▸ **What this task involves**: Quote the records below in full, exactly as given, with the images taken out.

**** The data

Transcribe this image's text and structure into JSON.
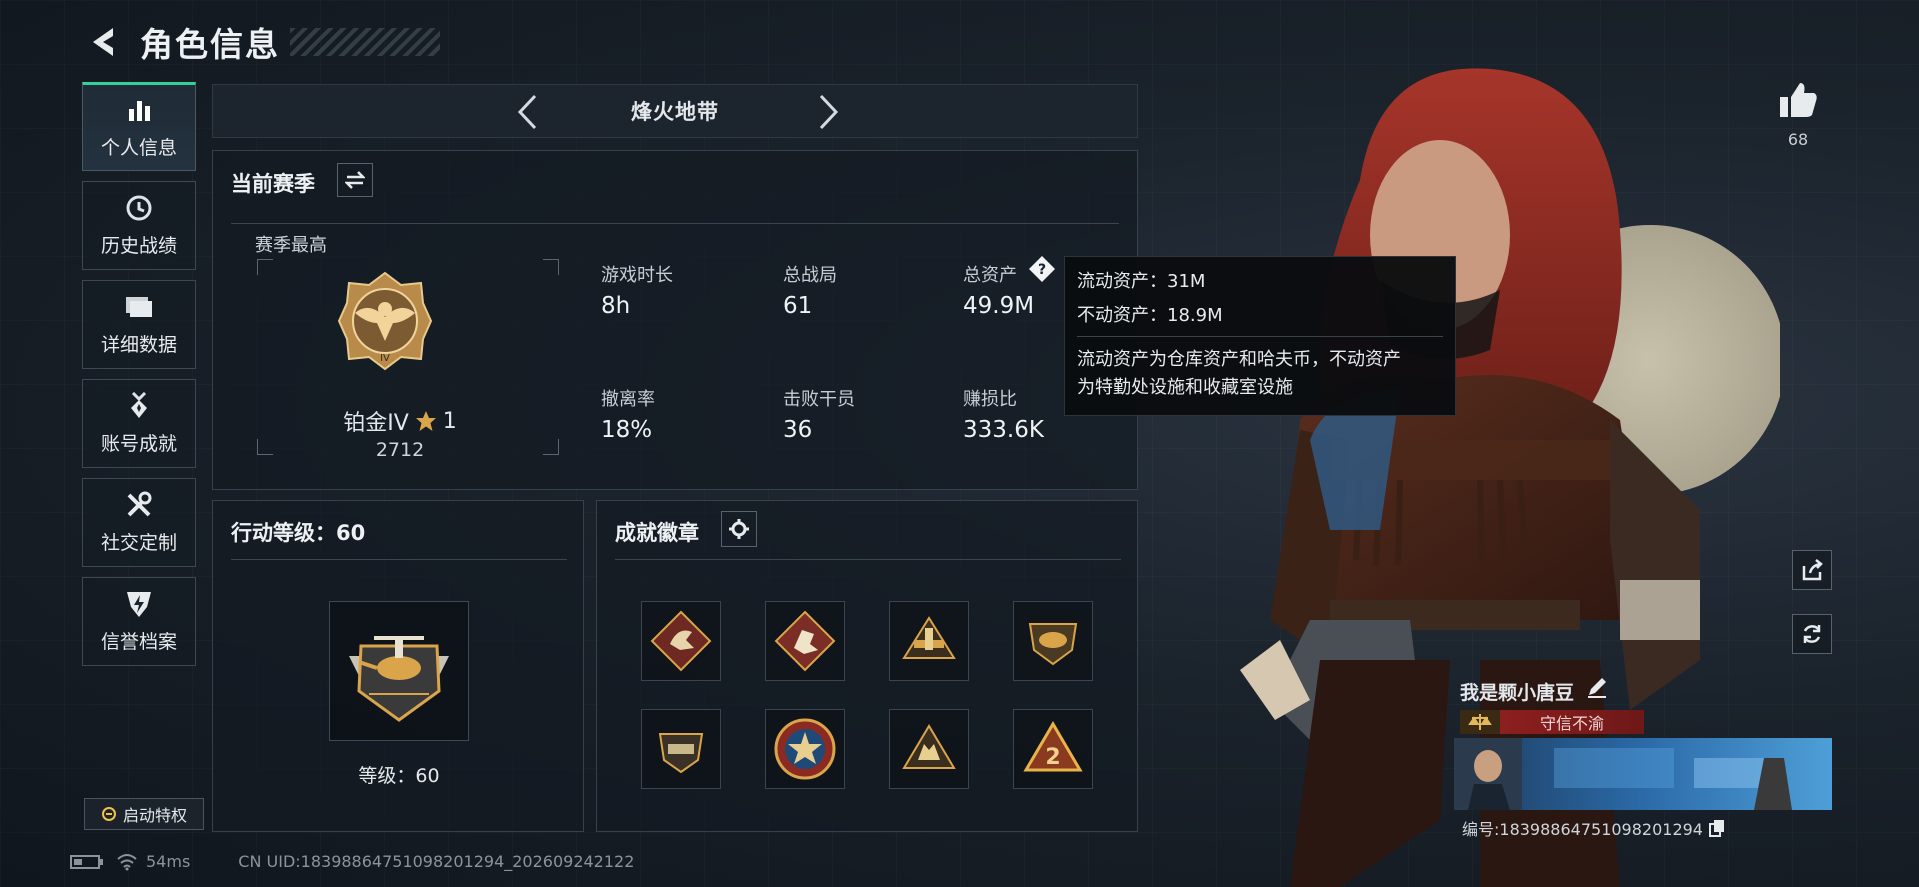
{
  "header": {
    "title": "角色信息"
  },
  "sidebar": {
    "items": [
      {
        "label": "个人信息"
      },
      {
        "label": "历史战绩"
      },
      {
        "label": "详细数据"
      },
      {
        "label": "账号成就"
      },
      {
        "label": "社交定制"
      },
      {
        "label": "信誉档案"
      }
    ],
    "launch_label": "启动特权"
  },
  "mode": {
    "title": "烽火地带"
  },
  "season": {
    "title": "当前赛季",
    "best_label": "赛季最高",
    "rank_name": "铂金IV",
    "rank_stars": "1",
    "rank_points": "2712",
    "stats": [
      {
        "label": "游戏时长",
        "value": "8h"
      },
      {
        "label": "总战局",
        "value": "61"
      },
      {
        "label": "总资产",
        "value": "49.9M"
      },
      {
        "label": "撤离率",
        "value": "18%"
      },
      {
        "label": "击败干员",
        "value": "36"
      },
      {
        "label": "赚损比",
        "value": "333.6K"
      }
    ]
  },
  "tooltip": {
    "liquid": "流动资产：31M",
    "fixed": "不动资产：18.9M",
    "desc_line1": "流动资产为仓库资产和哈夫币，不动资产",
    "desc_line2": "为特勤处设施和收藏室设施"
  },
  "action_level": {
    "title": "行动等级：60",
    "level_text": "等级：60"
  },
  "achievements": {
    "title": "成就徽章",
    "badges": [
      "dragon-badge-icon",
      "hand-badge-icon",
      "tower-badge-icon",
      "shield-badge-icon",
      "crest-badge-icon",
      "star-badge-icon",
      "beast-badge-icon",
      "number-two-badge-icon"
    ]
  },
  "profile": {
    "likes": "68",
    "player_name": "我是颗小唐豆",
    "reputation": "守信不渝",
    "player_id": "编号:1839886475109820​1294"
  },
  "status": {
    "ping": "54ms",
    "uid": "CN UID:1839886475109820​1294_202609242122"
  },
  "colors": {
    "accent": "#2fd39a",
    "gold": "#d9a44a",
    "reputation": "#8d1f1f"
  }
}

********

▸ **Your response**:
Transcribe this image's text and structure into JSON.
{
  "header": {
    "title": "角色信息"
  },
  "sidebar": {
    "items": [
      {
        "label": "个人信息"
      },
      {
        "label": "历史战绩"
      },
      {
        "label": "详细数据"
      },
      {
        "label": "账号成就"
      },
      {
        "label": "社交定制"
      },
      {
        "label": "信誉档案"
      }
    ],
    "launch_label": "启动特权"
  },
  "mode": {
    "title": "烽火地带"
  },
  "season": {
    "title": "当前赛季",
    "best_label": "赛季最高",
    "rank_name": "铂金IV",
    "rank_stars": "1",
    "rank_points": "2712",
    "stats": [
      {
        "label": "游戏时长",
        "value": "8h"
      },
      {
        "label": "总战局",
        "value": "61"
      },
      {
        "label": "总资产",
        "value": "49.9M"
      },
      {
        "label": "撤离率",
        "value": "18%"
      },
      {
        "label": "击败干员",
        "value": "36"
      },
      {
        "label": "赚损比",
        "value": "333.6K"
      }
    ]
  },
  "tooltip": {
    "liquid": "流动资产：31M",
    "fixed": "不动资产：18.9M",
    "desc_line1": "流动资产为仓库资产和哈夫币，不动资产",
    "desc_line2": "为特勤处设施和收藏室设施"
  },
  "action_level": {
    "title": "行动等级：60",
    "level_text": "等级：60"
  },
  "achievements": {
    "title": "成就徽章",
    "badges": [
      "dragon-badge-icon",
      "hand-badge-icon",
      "tower-badge-icon",
      "shield-badge-icon",
      "crest-badge-icon",
      "star-badge-icon",
      "beast-badge-icon",
      "number-two-badge-icon"
    ]
  },
  "profile": {
    "likes": "68",
    "player_name": "我是颗小唐豆",
    "reputation": "守信不渝",
    "player_id": "编号:1839886475109820​1294"
  },
  "status": {
    "ping": "54ms",
    "uid": "CN UID:1839886475109820​1294_202609242122"
  },
  "colors": {
    "accent": "#2fd39a",
    "gold": "#d9a44a",
    "reputation": "#8d1f1f"
  }
}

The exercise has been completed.